(Interface dataset entries)
----

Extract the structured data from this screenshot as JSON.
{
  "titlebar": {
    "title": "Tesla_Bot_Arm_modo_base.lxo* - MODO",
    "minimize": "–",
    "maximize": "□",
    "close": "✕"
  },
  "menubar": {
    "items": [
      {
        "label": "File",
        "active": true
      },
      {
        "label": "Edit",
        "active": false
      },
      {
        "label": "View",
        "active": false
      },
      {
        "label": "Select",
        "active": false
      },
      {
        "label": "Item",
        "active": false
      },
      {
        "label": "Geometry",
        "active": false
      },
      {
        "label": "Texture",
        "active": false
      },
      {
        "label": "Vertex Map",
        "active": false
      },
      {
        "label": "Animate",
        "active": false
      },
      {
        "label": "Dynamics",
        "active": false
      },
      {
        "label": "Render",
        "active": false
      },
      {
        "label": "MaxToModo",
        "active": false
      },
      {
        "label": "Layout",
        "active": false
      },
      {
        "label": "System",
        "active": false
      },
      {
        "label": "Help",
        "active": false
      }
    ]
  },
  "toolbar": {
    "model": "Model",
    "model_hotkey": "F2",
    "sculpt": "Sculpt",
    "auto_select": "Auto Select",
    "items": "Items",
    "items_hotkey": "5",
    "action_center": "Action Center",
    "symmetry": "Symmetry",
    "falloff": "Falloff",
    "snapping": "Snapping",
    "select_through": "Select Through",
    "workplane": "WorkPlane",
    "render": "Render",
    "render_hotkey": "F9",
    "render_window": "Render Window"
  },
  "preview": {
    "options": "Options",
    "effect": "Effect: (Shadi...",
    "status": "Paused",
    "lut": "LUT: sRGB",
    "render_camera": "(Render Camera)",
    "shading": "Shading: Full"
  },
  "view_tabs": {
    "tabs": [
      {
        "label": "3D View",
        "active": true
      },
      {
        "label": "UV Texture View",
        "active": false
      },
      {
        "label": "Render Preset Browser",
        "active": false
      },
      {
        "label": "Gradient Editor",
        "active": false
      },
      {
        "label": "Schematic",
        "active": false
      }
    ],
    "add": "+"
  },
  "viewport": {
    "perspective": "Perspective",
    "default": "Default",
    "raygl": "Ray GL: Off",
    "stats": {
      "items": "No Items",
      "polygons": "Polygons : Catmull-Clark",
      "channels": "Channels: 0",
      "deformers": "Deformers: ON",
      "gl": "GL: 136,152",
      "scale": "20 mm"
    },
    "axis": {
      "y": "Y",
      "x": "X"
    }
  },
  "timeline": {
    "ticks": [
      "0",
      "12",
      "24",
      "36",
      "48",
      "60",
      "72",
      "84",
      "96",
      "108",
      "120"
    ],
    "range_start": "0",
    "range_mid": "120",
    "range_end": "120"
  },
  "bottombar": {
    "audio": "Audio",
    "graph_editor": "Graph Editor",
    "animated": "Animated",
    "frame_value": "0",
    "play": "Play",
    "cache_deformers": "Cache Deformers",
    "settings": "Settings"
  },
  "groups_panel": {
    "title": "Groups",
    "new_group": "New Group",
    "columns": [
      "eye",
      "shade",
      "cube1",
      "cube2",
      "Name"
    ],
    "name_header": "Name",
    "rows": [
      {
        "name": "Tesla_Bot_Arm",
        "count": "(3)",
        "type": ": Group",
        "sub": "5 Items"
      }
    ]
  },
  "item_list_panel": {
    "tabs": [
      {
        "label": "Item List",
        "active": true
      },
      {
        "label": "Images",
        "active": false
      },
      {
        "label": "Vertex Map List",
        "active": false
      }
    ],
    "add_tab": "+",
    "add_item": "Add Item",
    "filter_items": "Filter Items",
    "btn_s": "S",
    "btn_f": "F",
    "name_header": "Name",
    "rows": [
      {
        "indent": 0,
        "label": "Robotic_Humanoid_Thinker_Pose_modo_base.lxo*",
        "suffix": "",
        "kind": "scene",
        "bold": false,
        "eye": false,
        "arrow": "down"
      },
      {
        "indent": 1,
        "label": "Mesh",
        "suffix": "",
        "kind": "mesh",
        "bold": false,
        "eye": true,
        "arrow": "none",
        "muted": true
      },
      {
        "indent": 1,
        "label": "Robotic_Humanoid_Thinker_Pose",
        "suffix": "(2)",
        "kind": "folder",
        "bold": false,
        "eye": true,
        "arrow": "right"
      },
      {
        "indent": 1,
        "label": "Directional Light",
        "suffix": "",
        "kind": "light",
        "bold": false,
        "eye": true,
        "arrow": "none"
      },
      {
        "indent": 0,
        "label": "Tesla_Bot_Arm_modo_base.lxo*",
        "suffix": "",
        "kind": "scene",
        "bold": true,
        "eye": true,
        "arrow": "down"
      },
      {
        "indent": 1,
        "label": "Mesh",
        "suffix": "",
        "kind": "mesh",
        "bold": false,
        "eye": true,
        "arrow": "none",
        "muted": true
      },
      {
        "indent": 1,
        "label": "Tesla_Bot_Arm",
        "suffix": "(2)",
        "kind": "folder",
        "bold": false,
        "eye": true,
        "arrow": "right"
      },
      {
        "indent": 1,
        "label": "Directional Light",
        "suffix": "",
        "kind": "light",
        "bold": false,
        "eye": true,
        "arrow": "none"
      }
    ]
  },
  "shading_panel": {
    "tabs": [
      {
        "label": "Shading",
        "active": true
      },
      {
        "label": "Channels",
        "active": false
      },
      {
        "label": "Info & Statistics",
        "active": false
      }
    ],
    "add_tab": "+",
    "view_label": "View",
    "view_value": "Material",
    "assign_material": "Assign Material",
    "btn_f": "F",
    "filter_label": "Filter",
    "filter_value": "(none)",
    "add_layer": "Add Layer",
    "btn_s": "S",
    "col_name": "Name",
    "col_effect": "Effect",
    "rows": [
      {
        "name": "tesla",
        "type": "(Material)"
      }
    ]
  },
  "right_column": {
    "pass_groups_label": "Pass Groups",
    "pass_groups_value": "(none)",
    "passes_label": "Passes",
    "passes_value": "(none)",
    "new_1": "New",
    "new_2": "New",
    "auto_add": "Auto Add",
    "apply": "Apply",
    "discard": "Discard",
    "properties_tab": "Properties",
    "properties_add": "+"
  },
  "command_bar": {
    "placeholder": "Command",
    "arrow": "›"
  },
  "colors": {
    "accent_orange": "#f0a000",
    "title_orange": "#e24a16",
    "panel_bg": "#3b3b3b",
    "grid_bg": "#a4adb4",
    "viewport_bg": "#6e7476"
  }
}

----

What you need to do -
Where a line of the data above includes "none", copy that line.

Result -
        "arrow": "none",
        "arrow": "none"
        "arrow": "none",
        "arrow": "none"
    "filter_value": "(none)",
    "pass_groups_value": "(none)",
    "passes_value": "(none)",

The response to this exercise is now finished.